MR JAMIE Fink warns of emerging market 'black swans' Speaking at the National Association of Pension Funds’ annual investment conference on Wednesday, Fink (pictured) said: “I meet with companies all over the world, and I am seeing the massive effect of new technology on the creation of jobs. And one thing I have learnt is that technology is now cutting jobs more rapidly in the developing world than it is in the developed world.” He said: “These are countries that still have millions of people who need good, 21st-century jobs. I just don’t know if we have enough global GDP to create those jobs. That’s my worry. It’s my black swan of the moment.” Fink added that he expected the term “emerging markets” would cease to have much relevance for investors. He said: “We talk about emerging markets as if they are one compatible, cohesive market – but within emerging markets we have some very good examples of well-run countries, and we have some real garbage. “When China was growing at 10% to 12% a year, it hid the garbage.

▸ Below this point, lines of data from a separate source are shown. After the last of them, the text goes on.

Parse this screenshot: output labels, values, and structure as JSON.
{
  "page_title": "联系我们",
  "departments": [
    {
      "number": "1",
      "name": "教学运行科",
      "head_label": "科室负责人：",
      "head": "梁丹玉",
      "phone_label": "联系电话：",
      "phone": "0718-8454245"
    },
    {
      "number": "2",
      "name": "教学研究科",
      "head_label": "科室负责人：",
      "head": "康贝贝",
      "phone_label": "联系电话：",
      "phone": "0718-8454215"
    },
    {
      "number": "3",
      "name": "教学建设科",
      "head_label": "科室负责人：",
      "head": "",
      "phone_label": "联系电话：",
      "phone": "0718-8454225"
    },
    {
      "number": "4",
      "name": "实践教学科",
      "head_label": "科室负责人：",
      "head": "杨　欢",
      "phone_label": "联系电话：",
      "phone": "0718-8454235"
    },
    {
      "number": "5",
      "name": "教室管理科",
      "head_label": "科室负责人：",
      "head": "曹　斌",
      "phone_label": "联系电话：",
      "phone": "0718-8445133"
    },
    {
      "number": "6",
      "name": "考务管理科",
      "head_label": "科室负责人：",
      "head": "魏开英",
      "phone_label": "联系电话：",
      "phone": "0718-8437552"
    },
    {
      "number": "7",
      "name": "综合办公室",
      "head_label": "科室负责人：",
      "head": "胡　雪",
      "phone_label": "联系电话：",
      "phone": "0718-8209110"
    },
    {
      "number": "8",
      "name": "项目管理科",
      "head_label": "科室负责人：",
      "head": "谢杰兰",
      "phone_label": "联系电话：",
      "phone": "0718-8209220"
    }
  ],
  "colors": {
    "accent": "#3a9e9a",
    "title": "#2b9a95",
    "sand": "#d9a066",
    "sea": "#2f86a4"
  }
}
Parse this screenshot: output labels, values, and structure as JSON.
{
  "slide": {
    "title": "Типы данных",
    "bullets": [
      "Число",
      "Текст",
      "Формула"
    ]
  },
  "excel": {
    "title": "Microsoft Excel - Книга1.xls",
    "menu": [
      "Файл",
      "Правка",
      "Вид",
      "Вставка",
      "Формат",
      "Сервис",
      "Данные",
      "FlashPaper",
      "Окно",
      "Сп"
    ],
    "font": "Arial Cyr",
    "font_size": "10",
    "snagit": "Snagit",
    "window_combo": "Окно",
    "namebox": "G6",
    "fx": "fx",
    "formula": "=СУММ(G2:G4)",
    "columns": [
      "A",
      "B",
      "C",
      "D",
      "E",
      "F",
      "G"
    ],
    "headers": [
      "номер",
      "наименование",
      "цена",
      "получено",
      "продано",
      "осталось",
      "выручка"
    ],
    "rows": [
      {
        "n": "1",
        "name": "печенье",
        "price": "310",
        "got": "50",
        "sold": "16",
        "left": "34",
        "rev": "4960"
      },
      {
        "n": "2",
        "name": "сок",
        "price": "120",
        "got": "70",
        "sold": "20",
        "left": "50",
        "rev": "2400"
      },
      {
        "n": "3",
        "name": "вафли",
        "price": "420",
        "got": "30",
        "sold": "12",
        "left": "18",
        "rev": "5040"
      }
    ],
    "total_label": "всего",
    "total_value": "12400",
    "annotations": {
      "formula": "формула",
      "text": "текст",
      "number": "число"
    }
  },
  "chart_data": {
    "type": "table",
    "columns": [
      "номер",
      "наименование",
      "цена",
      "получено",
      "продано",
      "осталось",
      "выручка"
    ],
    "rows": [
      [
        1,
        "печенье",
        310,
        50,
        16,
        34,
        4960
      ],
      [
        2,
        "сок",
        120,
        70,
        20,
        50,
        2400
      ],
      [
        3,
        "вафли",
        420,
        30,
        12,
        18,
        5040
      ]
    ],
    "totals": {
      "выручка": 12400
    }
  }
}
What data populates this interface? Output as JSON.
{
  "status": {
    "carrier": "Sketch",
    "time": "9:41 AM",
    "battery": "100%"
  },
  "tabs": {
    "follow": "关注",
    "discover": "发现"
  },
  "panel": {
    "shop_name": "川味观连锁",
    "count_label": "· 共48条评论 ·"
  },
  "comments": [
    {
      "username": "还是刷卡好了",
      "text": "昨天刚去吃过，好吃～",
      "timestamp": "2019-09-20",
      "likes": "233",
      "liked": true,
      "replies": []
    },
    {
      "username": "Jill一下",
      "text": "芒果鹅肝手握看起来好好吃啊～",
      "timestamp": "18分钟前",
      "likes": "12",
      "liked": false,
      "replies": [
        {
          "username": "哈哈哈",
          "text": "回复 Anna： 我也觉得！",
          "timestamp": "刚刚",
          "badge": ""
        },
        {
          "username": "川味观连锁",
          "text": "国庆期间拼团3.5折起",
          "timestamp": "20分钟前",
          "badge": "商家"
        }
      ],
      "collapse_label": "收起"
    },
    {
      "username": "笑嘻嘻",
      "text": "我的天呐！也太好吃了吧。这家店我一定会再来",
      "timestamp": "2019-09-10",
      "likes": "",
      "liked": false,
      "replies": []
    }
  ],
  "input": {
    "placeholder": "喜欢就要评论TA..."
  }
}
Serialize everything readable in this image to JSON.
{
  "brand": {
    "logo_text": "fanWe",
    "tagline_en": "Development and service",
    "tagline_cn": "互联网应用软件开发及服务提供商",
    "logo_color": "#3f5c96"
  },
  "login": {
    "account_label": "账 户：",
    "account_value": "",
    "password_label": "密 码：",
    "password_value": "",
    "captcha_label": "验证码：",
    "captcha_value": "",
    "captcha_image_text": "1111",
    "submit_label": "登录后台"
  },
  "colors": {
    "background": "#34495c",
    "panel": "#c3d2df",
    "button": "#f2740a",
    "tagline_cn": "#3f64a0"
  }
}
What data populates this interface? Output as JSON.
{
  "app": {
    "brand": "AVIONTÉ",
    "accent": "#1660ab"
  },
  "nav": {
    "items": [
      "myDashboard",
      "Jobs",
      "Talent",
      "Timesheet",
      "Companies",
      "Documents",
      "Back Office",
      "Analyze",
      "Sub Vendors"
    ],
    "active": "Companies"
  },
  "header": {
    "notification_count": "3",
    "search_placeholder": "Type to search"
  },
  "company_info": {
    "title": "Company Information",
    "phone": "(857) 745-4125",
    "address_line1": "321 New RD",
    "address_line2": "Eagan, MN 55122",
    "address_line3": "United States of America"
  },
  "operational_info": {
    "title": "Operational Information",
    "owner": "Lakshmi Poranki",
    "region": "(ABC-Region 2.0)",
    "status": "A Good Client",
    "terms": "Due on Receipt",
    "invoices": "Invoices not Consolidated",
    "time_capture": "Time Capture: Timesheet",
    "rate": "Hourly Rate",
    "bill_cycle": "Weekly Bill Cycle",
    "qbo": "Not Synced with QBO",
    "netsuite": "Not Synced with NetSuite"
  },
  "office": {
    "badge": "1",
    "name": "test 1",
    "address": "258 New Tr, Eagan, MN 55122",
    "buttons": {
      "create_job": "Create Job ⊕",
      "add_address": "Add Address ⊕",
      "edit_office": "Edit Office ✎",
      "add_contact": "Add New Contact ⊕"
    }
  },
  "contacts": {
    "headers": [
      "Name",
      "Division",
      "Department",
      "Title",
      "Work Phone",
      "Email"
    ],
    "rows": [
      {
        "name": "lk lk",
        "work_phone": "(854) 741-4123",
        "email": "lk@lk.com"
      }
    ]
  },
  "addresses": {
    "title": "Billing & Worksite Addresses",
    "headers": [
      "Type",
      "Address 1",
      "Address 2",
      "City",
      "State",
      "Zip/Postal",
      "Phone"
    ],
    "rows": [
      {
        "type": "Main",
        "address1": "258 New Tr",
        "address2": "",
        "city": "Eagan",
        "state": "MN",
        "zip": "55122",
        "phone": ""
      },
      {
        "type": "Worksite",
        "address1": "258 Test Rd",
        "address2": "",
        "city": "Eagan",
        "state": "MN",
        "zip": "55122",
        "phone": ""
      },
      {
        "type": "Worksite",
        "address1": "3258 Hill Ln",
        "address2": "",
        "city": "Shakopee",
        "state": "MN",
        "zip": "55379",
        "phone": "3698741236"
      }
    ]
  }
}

Misunderstanding Apple We’ve come to expect analysts and pundits to misunderstand Apple. More puzzling is when Apple misunderstands itself. My three-week Road Trip of a Lifetime, driving all the way from Key West, FL to Palo Alto, was interrupted by a bout of pneumonia, low blood oxygen, paroxysmal cough and, most alarming, a loss of appetite. Thankfully, all indicators are looking good and I’m back walking Palo Alto’s leafy streets. The succession of wheel time and downtime gave me an opportunity to contemplate two recent controversies: Fred Wilson’s prediction of Apple’s imminent fall, and rumors of Apple’s purchase of Beat Electronics. These are both manifestations of what I’ll call, for lack of a better term, Misunderstanding Apple. I’d be surprised by Wilson’s facile, insight-free truisms, except this isn’t the first time he’s shown a blind spot when considering Apple. Calling Apple “too rooted in hardware” misunderstands the company. Horace is right; Fred Wilson clearly hasn’t done the numbers.